I’m going to let you in on a little secret. I love weddings. I’ve been to a lot of weddings. Defying all odds, I even found someone willing to marry me.
The Big Day
There’s really no other occasion that compares with the pure joy and optimism of a wedding. I love the radiance of the bride as she walks down the aisle. I love catching up with friends and family that I haven’t seen in far too long. I love seeing small children dressed to the nines and their parents struggling to keep them still. I love seeing grandparents and great-grandparents wearing clothes from another era and still looking classier than everyone else in the place. I even love the clinking of the glasses and the painfully awkward dinner speeches. I love the first dance when the bride and groom don’t really dance, but just sort of rotate around in the middle of the dance floor with everyone gawking at them. Somehow it works. I love the beaming looks of pride on their parents’ faces as they join them on the dance floor.
And you know what?
None of that costs a dime.

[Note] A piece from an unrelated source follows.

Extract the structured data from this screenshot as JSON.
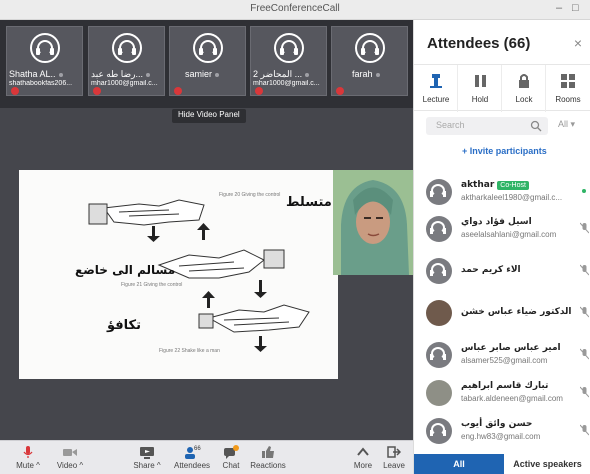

None of that requires you to damage your financial future for years to come by making an excessively huge contribution to the wedding industry. Canada’s wedding industry generates over $4 billion a year with the average wedding today costing well over $25,000. Twenty-five thousand dollars for one day, and this is at a time in most people’s lives when they can least afford it. Craziness.
Think Towards The Future
“Your wedding is the most important day of your life.” Here’s something to ponder: if you believe that your wedding day is truly the most important day of your life, aren’t you kind of saying that every other day for the rest of your life is going to be a disappointment? Yes, your wedding day is important, but let’s not forget what’s important about it. The marriage. Your partner. Your commitment to each other. The start of a lifetime together. Those things are important.
Chocolate fountains aren’t important. Overpriced ice cubes (ice sculptures) aren’t important. A multi-tiered wedding cake that no one will eat isn’t important. Having your reception in a banquet hall the size of a NFL stadium or inviting 250 guests – most of whom you haven’t seen in over five years (and won’t see again for another five) – isn’t important.
The Debt Is In The Details
There are lots of ways to keep wedding costs under control without diminishing what is truly important. Custom invitations from a printer are nutty expensive and there are lots of elegant alternatives available online at a fraction of the price. Renting a limousine is costly as well and you’ll be just as married if you arrive at the reception in your old Honda Civic. Brides look every bit as radiant and stunning in a beautiful once-worn dress costing only $1,000 as they do when wearing a new dress close to (or over) $10,000. Skip the florist and arrange your own bouquets with flowers bought at Costco. Be careful when making venue decorating decisions because they can get pricey. Trust me, your guests will care more about the bar being open than they will about it being adorned in gold satin.
Bigger Isn’t Better
Minimize the guest list. As this post is about spending less money on your wedding, I could recommend you to elope or to restrict your wedding guests to immediate family and a few friends. I could also suggest that you get married at home, at city hall, or at your parents’ house. And if that’s what you want to do, or if that’s all you can afford to do, there’s absolutely nothing wrong with that.
However, I also understand that most people want to share their wedding day with more than eight people – and this is where it gets tricky. The more guests that attend, the larger the venue will need to be. The more people you invite, the larger your food and beverage bill will be. An oft-touted guideline is not to invite anyone you haven’t seen in a year, anyone you haven’t talked to in the past six months, or anyone that either the bride or groom doesn’t know particularly well.
Whatever you decide to do for your special day, please don’t do it with borrowed money.
Weddings usually occur during a stage in life when most people are already facing more than enough financial challenges. The last wedding “gift” any new couple needs is to begin their lives together under a mountain of matrimonial debt. Weddings are special. But your wedding day won’t be special because of what you spend on it. It will be special because who you are spending the rest of your life with.
That’s what’s important.